On April 9, the tiniest planet of our solar system, Mercury, will reach its highest point in the sky. The position of the planet will depend on your location but it will be highest in the sky as compared to other days, no matter where you live. Let us see how to spot it!
The Orbit Of Mercury
Mercury is the closest planet to the Sun. Hence, most of the times, it rises and sets with it. Just like Venus, you cannot spot Mercury at night. It will be below the horizon.
It is observable for only a few days each time it reaches greatest separation from the Sun – moments referred to as greatest elongation. These apparitions repeat roughly once every 3–4 months, taking place alternately in the morning and evening skies, depending whether Mercury lies to the east of the Sun or to the west.
When it lies to the east, it rises and sets a short time after the Sun and is visible in early evening twilight. When it lies to the west of the Sun, it rises and sets a short time before the Sun and is visible shortly before sunrise.
Mercury On Tuesday Morning
When Mercury reaches the highest point, it will be in the constellation of Aquarius. It will shine brightly at mag 0.3 (see concept of mag). The angular size will be 7 arc seconds. Here is how to spot the planet.
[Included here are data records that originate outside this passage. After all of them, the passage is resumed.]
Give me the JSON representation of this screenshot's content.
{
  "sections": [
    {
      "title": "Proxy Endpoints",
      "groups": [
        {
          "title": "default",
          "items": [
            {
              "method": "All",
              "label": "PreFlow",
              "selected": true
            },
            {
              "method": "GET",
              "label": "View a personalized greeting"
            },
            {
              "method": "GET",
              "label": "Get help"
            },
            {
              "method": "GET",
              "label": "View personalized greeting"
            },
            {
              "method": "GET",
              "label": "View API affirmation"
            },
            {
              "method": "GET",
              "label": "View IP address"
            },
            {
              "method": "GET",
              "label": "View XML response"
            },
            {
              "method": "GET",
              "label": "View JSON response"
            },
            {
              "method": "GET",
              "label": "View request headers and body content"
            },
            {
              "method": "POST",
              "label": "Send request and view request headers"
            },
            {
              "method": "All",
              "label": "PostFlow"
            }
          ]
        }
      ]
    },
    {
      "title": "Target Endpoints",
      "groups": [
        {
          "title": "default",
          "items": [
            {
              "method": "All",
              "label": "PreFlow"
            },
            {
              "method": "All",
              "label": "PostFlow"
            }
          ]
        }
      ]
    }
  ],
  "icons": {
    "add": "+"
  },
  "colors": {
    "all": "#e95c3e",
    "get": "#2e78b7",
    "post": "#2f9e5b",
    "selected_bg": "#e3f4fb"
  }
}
The planet will remain high in altitude this week after which it will start sinking and will be lost in the glare of the Sun.